Music is energy, creative vibrations that enrich and create more energy vibrations. We all know this experientially and intuitively. Science and music are intrinsically related. Still, each fresh encounter with the study of music and metronomes is quite appealing. A new exploration actually shows how music positively affects solar panels.
Music apparently improves the functioning of solar cells, creating more vibrations of energy.
Wiley Online Library first broke the story: “Acoustic vibrations are shown to enhance the photovoltaic efficiency of a P3HT/ZnO nanorod solar cell by up to 45%, correlated to a three-fold increase in charge carrier lifetime. This is assigned to the generation of piezoelectric dipoles in the ZnO nanorods, indicating that the efficiency of solar cells may be enhanced in the presence of ambient vibrations by the use of piezoelectric materials.”
Pop music is most effective in increasing this certain kind of energy with this type of solar panel. Sound vibrations form this music most increased energy absorption. No doubt this is relevant information that will be developed in the solar field.

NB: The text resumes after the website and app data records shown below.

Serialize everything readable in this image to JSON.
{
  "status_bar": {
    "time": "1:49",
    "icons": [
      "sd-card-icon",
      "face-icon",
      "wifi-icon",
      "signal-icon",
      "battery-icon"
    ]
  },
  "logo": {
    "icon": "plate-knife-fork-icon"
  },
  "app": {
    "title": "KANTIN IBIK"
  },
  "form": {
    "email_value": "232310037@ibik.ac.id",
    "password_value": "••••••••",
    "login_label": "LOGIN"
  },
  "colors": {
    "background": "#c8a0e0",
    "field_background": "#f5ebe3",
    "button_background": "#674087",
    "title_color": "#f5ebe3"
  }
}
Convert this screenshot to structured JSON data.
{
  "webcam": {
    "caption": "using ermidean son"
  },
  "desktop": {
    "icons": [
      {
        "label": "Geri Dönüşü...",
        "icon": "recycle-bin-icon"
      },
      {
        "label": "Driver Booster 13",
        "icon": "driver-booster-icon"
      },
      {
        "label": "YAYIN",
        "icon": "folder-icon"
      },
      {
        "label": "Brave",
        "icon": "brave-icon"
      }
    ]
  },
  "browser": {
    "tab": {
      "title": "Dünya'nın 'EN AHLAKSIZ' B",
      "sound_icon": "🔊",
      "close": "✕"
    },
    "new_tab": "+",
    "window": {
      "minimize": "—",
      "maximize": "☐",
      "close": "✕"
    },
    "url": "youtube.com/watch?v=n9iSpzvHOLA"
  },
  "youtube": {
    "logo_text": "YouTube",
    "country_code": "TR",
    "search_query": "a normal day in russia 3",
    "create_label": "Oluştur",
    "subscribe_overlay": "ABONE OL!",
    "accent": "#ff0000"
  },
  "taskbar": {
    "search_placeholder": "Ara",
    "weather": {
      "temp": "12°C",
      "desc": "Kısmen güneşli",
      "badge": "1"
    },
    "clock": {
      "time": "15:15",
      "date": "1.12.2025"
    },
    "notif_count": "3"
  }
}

The UK research team works on zinc oxide solar panels, a cheaper, more flexible variant of traditional silicon-based solar cells. Unfortunately, zinc oxide panels are still in the experimental stages, hampered by a paltry 1.2 percent efficiency at the moment. Zinc oxide’s trick, however, is that it can form nanoscale rods that generate electricity from outside vibrations—like, say, some pumped-up jams.
Having subjected the photovoltaics to a variety of musical genres, the team found that rock and pop boosted efficiency nearly 50%, likely due to the wide range of sound frequencies involved. Even ambient noise gave a decent increase. While an industrial-scale stereo playing Top 40 hits to a field of solar panels wouldn’t be very efficient, the discovery paves the way for cells that generate extra juice from the ambient vibrations in noisy environments. Someday, perhaps black metal could generate just as much power as a ray of sunshine.